Your instructions: Search the records for lines that contain the word "JSON". Copy them all.
START Source records
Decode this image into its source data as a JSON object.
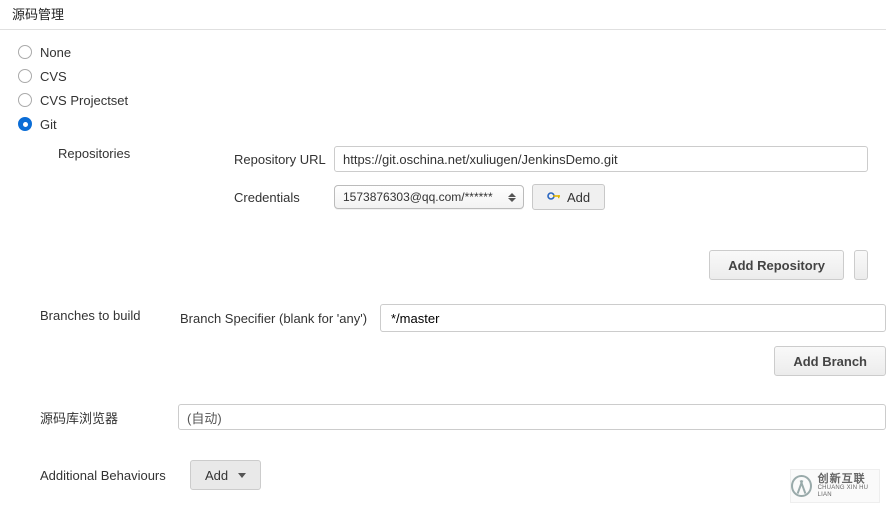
{
  "section_title": "源码管理",
  "scm": {
    "options": [
      {
        "label": "None",
        "selected": false
      },
      {
        "label": "CVS",
        "selected": false
      },
      {
        "label": "CVS Projectset",
        "selected": false
      },
      {
        "label": "Git",
        "selected": true
      }
    ]
  },
  "git": {
    "repositories_label": "Repositories",
    "repository_url_label": "Repository URL",
    "repository_url_value": "https://git.oschina.net/xuliugen/JenkinsDemo.git",
    "credentials_label": "Credentials",
    "credentials_selected": "1573876303@qq.com/******",
    "add_credential_label": "Add",
    "add_repository_label": "Add Repository",
    "branches_label": "Branches to build",
    "branch_specifier_label": "Branch Specifier (blank for 'any')",
    "branch_specifier_value": "*/master",
    "add_branch_label": "Add Branch",
    "browser_label": "源码库浏览器",
    "browser_selected": "(自动)",
    "behaviours_label": "Additional Behaviours",
    "behaviours_add_label": "Add"
  },
  "logo": {
    "line1": "创新互联",
    "line2": "CHUANG XIN HU LIAN"
  }
}
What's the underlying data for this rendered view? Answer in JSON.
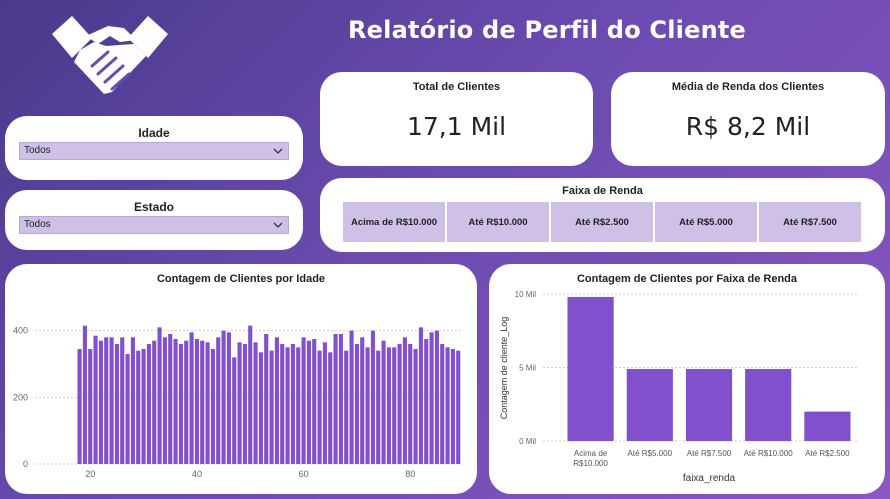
{
  "header": {
    "title": "Relatório de Perfil do Cliente",
    "logo_icon": "handshake-icon"
  },
  "filters": {
    "idade": {
      "label": "Idade",
      "value": "Todos"
    },
    "estado": {
      "label": "Estado",
      "value": "Todos"
    }
  },
  "kpis": {
    "total_clientes": {
      "label": "Total de Clientes",
      "value": "17,1 Mil"
    },
    "media_renda": {
      "label": "Média de Renda dos Clientes",
      "value": "R$ 8,2 Mil"
    }
  },
  "faixa_renda": {
    "title": "Faixa de Renda",
    "options": [
      "Acima de R$10.000",
      "Até R$10.000",
      "Até R$2.500",
      "Até R$5.000",
      "Até R$7.500"
    ]
  },
  "colors": {
    "accent": "#7d4fc9",
    "selection": "#cfc0e8",
    "bar": "#8250cc"
  },
  "chart_data": [
    {
      "type": "bar",
      "title": "Contagem de Clientes por Idade",
      "xlabel": "",
      "ylabel": "",
      "x": [
        18,
        19,
        20,
        21,
        22,
        23,
        24,
        25,
        26,
        27,
        28,
        29,
        30,
        31,
        32,
        33,
        34,
        35,
        36,
        37,
        38,
        39,
        40,
        41,
        42,
        43,
        44,
        45,
        46,
        47,
        48,
        49,
        50,
        51,
        52,
        53,
        54,
        55,
        56,
        57,
        58,
        59,
        60,
        61,
        62,
        63,
        64,
        65,
        66,
        67,
        68,
        69,
        70,
        71,
        72,
        73,
        74,
        75,
        76,
        77,
        78,
        79,
        80,
        81,
        82,
        83,
        84,
        85,
        86,
        87,
        88,
        89
      ],
      "values": [
        345,
        415,
        345,
        385,
        370,
        380,
        380,
        360,
        380,
        330,
        380,
        340,
        345,
        360,
        370,
        410,
        380,
        390,
        375,
        360,
        370,
        395,
        375,
        370,
        365,
        345,
        380,
        400,
        395,
        320,
        365,
        360,
        415,
        365,
        335,
        390,
        340,
        380,
        360,
        350,
        360,
        350,
        380,
        370,
        375,
        340,
        365,
        335,
        390,
        390,
        340,
        400,
        360,
        380,
        350,
        400,
        340,
        370,
        350,
        350,
        360,
        380,
        360,
        345,
        410,
        375,
        395,
        400,
        360,
        350,
        345,
        340
      ],
      "xticks": [
        "20",
        "40",
        "60",
        "80"
      ],
      "yticks": [
        "0",
        "200",
        "400"
      ],
      "ylim": [
        0,
        480
      ],
      "grid": true
    },
    {
      "type": "bar",
      "title": "Contagem de Clientes por Faixa de Renda",
      "xlabel": "faixa_renda",
      "ylabel": "Contagem de cliente_Log",
      "categories": [
        [
          "Acima de",
          "R$10.000"
        ],
        [
          "Até R$5.000"
        ],
        [
          "Até R$7.500"
        ],
        [
          "Até R$10.000"
        ],
        [
          "Até R$2.500"
        ]
      ],
      "values": [
        9800,
        4900,
        4900,
        4900,
        2000
      ],
      "yticks": [
        "0 Mil",
        "5 Mil",
        "10 Mil"
      ],
      "ylim": [
        0,
        10000
      ],
      "grid": true
    }
  ]
}
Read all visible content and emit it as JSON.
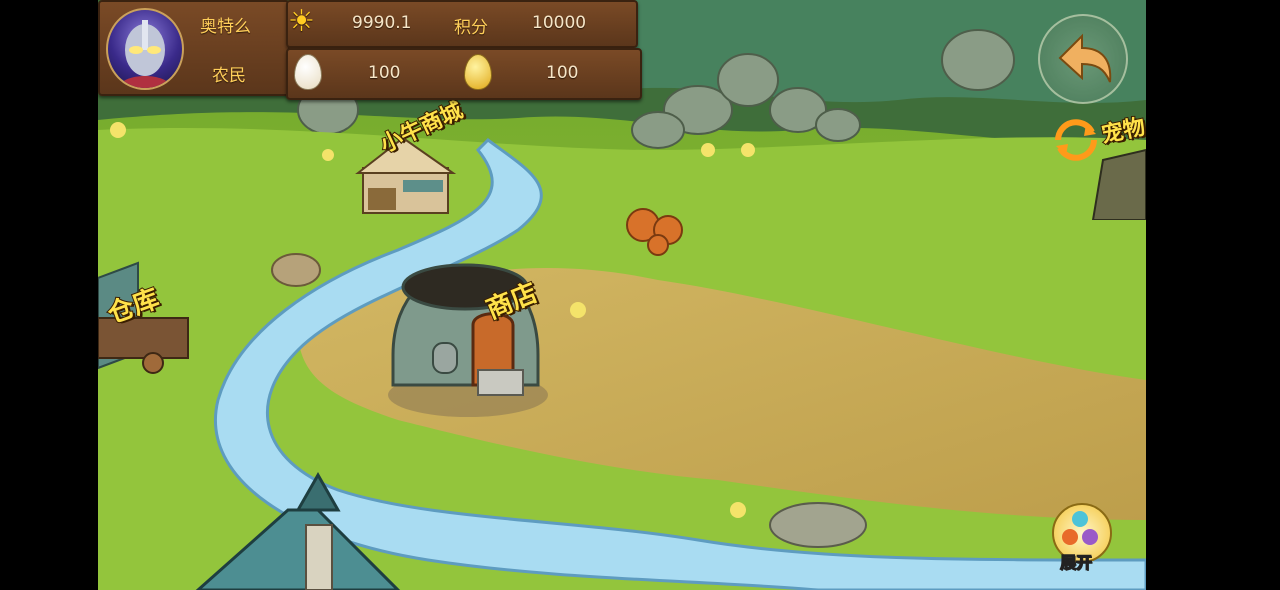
{
  "player": {
    "name": "奥特么",
    "title": "农民"
  },
  "resources": {
    "sun_value": "9990.1",
    "score_label": "积分",
    "score_value": "10000",
    "egg_white_value": "100",
    "egg_gold_value": "100"
  },
  "buildings": {
    "mall_label": "小牛商城",
    "shop_label": "商店",
    "warehouse_label": "仓库",
    "pets_label": "宠物"
  },
  "buttons": {
    "expand_label": "展开"
  },
  "colors": {
    "grass": "#8cc63a",
    "river": "#9fd4ef",
    "plank": "#6a3f20",
    "label_yellow": "#ffe24a"
  }
}
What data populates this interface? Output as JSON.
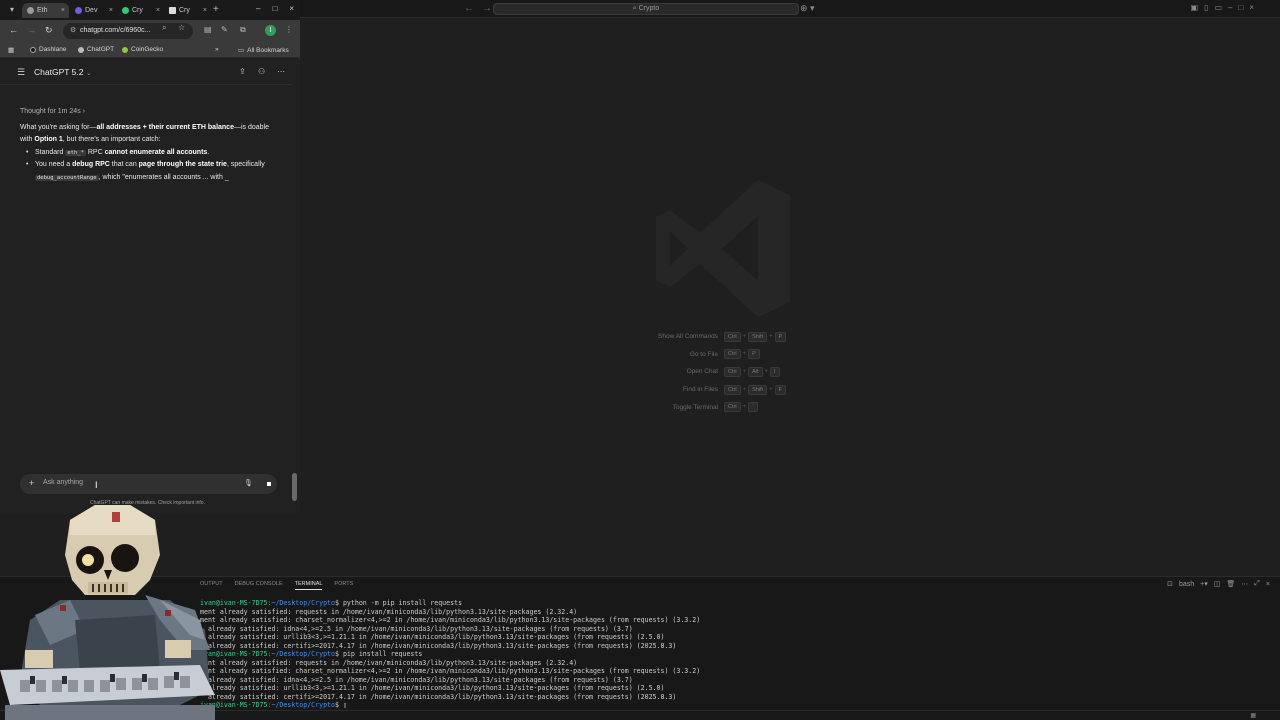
{
  "browser": {
    "tabs": [
      {
        "label": "Eth",
        "color": "#9a9a9a",
        "active": true
      },
      {
        "label": "Dev",
        "color": "#6c5ce7",
        "active": false
      },
      {
        "label": "Cry",
        "color": "#2ecc71",
        "active": false
      },
      {
        "label": "Cry",
        "color": "#dddddd",
        "active": false
      }
    ],
    "url": "chatgpt.com/c/6960c...",
    "bookmarks": [
      "Dashlane",
      "ChatGPT",
      "CoinGecko"
    ],
    "all_bookmarks": "All Bookmarks",
    "profile_initial": "I"
  },
  "chatgpt": {
    "model": "ChatGPT 5.2",
    "thought": "Thought for 1m 24s",
    "intro": {
      "p1": "What you're asking for—",
      "b1": "all addresses + their current ETH balance",
      "p2": "—is doable with ",
      "b2": "Option 1",
      "p3": ", but there's an important catch:"
    },
    "bullets": {
      "b1_pre": "Standard ",
      "b1_code": "eth_*",
      "b1_mid": " RPC ",
      "b1_bold": "cannot enumerate all accounts",
      "b1_end": ".",
      "b2_pre": "You need a ",
      "b2_bold1": "debug RPC",
      "b2_mid": " that can ",
      "b2_bold2": "page through the state trie",
      "b2_mid2": ", specifically ",
      "b2_code": "debug_accountRange",
      "b2_end": ", which \"enumerates all accounts ... with _"
    },
    "composer_placeholder": "Ask anything",
    "disclaimer": "ChatGPT can make mistakes. Check important info."
  },
  "vscode": {
    "search": "Crypto",
    "shortcuts": [
      {
        "label": "Show All Commands",
        "keys": [
          "Ctrl",
          "Shift",
          "P"
        ]
      },
      {
        "label": "Go to File",
        "keys": [
          "Ctrl",
          "P"
        ]
      },
      {
        "label": "Open Chat",
        "keys": [
          "Ctrl",
          "Alt",
          "I"
        ]
      },
      {
        "label": "Find in Files",
        "keys": [
          "Ctrl",
          "Shift",
          "F"
        ]
      },
      {
        "label": "Toggle Terminal",
        "keys": [
          "Ctrl",
          "`"
        ]
      }
    ],
    "panel_tabs": [
      "OUTPUT",
      "DEBUG CONSOLE",
      "TERMINAL",
      "PORTS"
    ],
    "terminal_shell": "bash",
    "terminal": {
      "prompt_user": "ivan@ivan-MS-7D75",
      "prompt_path": ":~/Desktop/Crypto",
      "cmd1": "$ python -m pip install requests",
      "cmd2": "$ pip install requests",
      "lines1": [
        "ment already satisfied: requests in /home/ivan/miniconda3/lib/python3.13/site-packages (2.32.4)",
        "ment already satisfied: charset_normalizer<4,>=2 in /home/ivan/miniconda3/lib/python3.13/site-packages (from requests) (3.3.2)",
        "  already satisfied: idna<4,>=2.5 in /home/ivan/miniconda3/lib/python3.13/site-packages (from requests) (3.7)",
        "  already satisfied: urllib3<3,>=1.21.1 in /home/ivan/miniconda3/lib/python3.13/site-packages (from requests) (2.5.0)",
        "  already satisfied: certifi>=2017.4.17 in /home/ivan/miniconda3/lib/python3.13/site-packages (from requests) (2025.8.3)"
      ],
      "lines2": [
        "ment already satisfied: requests in /home/ivan/miniconda3/lib/python3.13/site-packages (2.32.4)",
        "ment already satisfied: charset_normalizer<4,>=2 in /home/ivan/miniconda3/lib/python3.13/site-packages (from requests) (3.3.2)",
        "  already satisfied: idna<4,>=2.5 in /home/ivan/miniconda3/lib/python3.13/site-packages (from requests) (3.7)",
        "  already satisfied: urllib3<3,>=1.21.1 in /home/ivan/miniconda3/lib/python3.13/site-packages (from requests) (2.5.0)",
        "  already satisfied: certifi>=2017.4.17 in /home/ivan/miniconda3/lib/python3.13/site-packages (from requests) (2025.8.3)"
      ],
      "final_prompt": "$ "
    }
  },
  "colors": {
    "vscode_bg": "#1f1f1f",
    "chrome_toolbar": "#3a3a3a",
    "chatgpt_bg": "#212121",
    "terminal_user": "#23d18b",
    "terminal_path": "#3b8eea"
  }
}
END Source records
Exercise response:
Decode this image into its source data as a JSON object.
What's the underlying data for this rendered view? Answer in JSON.
Read all visible content and emit it as JSON.
What data populates this interface? Output as JSON.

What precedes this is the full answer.